07. Enough of the wonky macro questions. What are some of your favorite places to eat in CD 13?

Off-the-beaten track: Tigeorges’ Chicken, Spain, El Caserio, Baracoa, Café Coco

More familiar: India Sweets and Spices, Alegria, Maroush, Zankou Chicken, Skooby’s Hotdogs, Picholine, Gingergrass, Rambutan Thai, Netty’s

Splurges: Twist, Ammo, Shibucho, Tantra

08. What's your preferred mode of transport?

Electric car.

09. How often do you ride public transportation?

I try to ride public transportation at least once a week.

10. What's your favorite movie or TV show that's based in LA?

It was "Boomtown," though Valley Girl is a close second.

11. Favorite LA-themed book?

Stories, TC Boyle (partially LA-themed).

12. What's the best place to walk in LA?

Down Hollywood Boulevard.

13. It's 9:30 PM on Thursday. Where are you coming from and where are you going?

I am home from a meeting with Chief Bratton and Sheriff Baca about Measure A (this fall’s initiative to add some 3,000 more police officers to LA) and hosting a couple dozen friends at the house for a drinks party to introduce them to Marjorie Decker, Vice-Mayor of Cambridge, Massachusetts.

14. If you could live in LA during any era, when would it be?

Twenty years from now.

15. If you could live in any neighborhood or specific house in LA,
where/which would you choose?

Chemosphere House or the Paramour (see below).

16. What is the city's greatest secret?

The Paramour in Silver Lake. A 20,000+ square-foot mansion, it is the most stunningly situated home in Los Angeles, and has a history stretching back more than eighty years. Now a private home that is used for weddings, filming, and other events, its history includes silent film star Antonio Moreno and his wife oil heiress Daisy Canfield-Danziger (said to haunt the place), wayward girls and nuns in a convent, and much, much more. Perched atop the highest hill in Silver Lake, there are 360-degreee views of the entire city.

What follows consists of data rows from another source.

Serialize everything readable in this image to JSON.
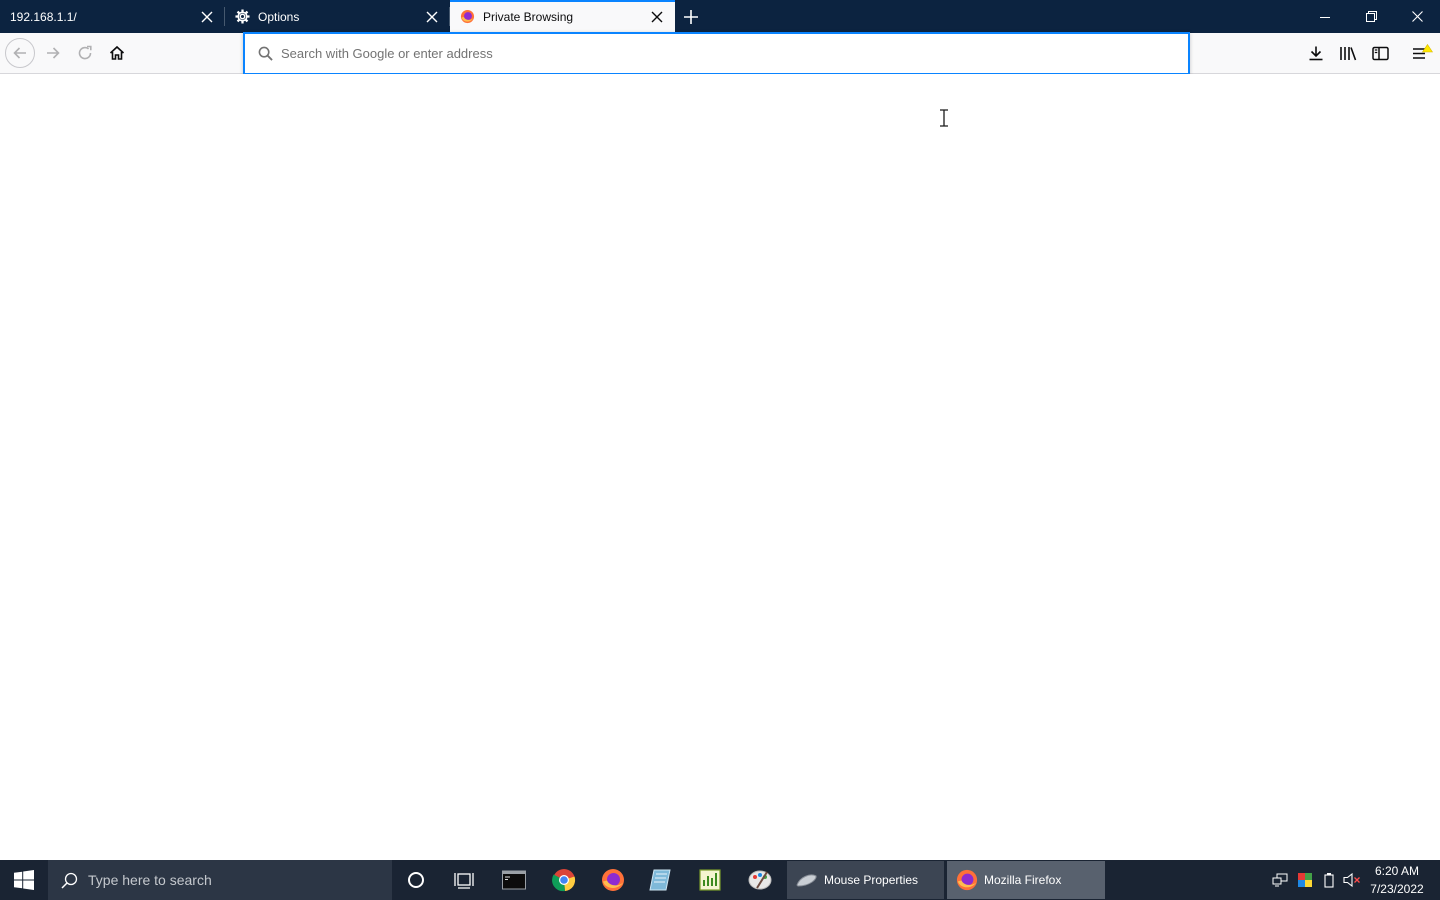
{
  "browser": {
    "tabs": [
      {
        "title": "192.168.1.1/",
        "icon": "none",
        "active": false
      },
      {
        "title": "Options",
        "icon": "gear-icon",
        "active": false
      },
      {
        "title": "Private Browsing",
        "icon": "firefox-icon",
        "active": true
      }
    ],
    "urlbar": {
      "placeholder": "Search with Google or enter address",
      "value": ""
    }
  },
  "taskbar": {
    "search_placeholder": "Type here to search",
    "pinned_apps": [
      "cortana-icon",
      "task-view-icon",
      "terminal-icon",
      "chrome-icon",
      "firefox-icon",
      "notepad-icon",
      "spreadsheet-icon",
      "paint-icon"
    ],
    "windows": [
      {
        "label": "Mouse Properties",
        "icon": "mouse-icon"
      },
      {
        "label": "Mozilla Firefox",
        "icon": "firefox-icon"
      }
    ],
    "clock": {
      "time": "6:20 AM",
      "date": "7/23/2022"
    }
  },
  "colors": {
    "titlebar": "#0c2340",
    "accent": "#0a84ff",
    "taskbar": "#1a2433"
  }
}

17. Drinking, driving. They mix poorly, and yet they're inexorably linked. How do you handle this conflict?

True, true. What we are working on in Hollywood is a new shuttle bus service that the city will run along Hollywood Boulevard to allow club hoppers to park their cars for the evening at a city lot (or take the Red Line into Hollywood) and which will act like a limousine service along Hollywood and Sunset Boulevards between Vine and La Brea so that people can drink safely.

18. Describe your best LA dining experience.

For atmosphere: Valentine’s Day 2003 on a dining bed in the back room at the Pig and Whistle with my partner Amy.

For food: I am currently obsessed with the Bahn Mi roasted pork sandwiches at Gingergrass on Glendale Boulevard in Silver Lake. I think I have had about five in the last couple weeks. They are so good it is difficult to think of a better dining experience, or quite frankly, to finish this interview.

19. Do you find the threat of earthquakes preferable to the threat of hurricanes and/or long winters?

Earthquakes. They’re quick and you have no advance warning. Hurricanes and cold winters are pretty miserable in comparison and cause much more damage year-to-year.

20. Where do you want to be when the Big One hits?

Emergency Operations Center, 5 floors below City Hall East. Failing that, at Jack Nicholson’s house up on Mullholland.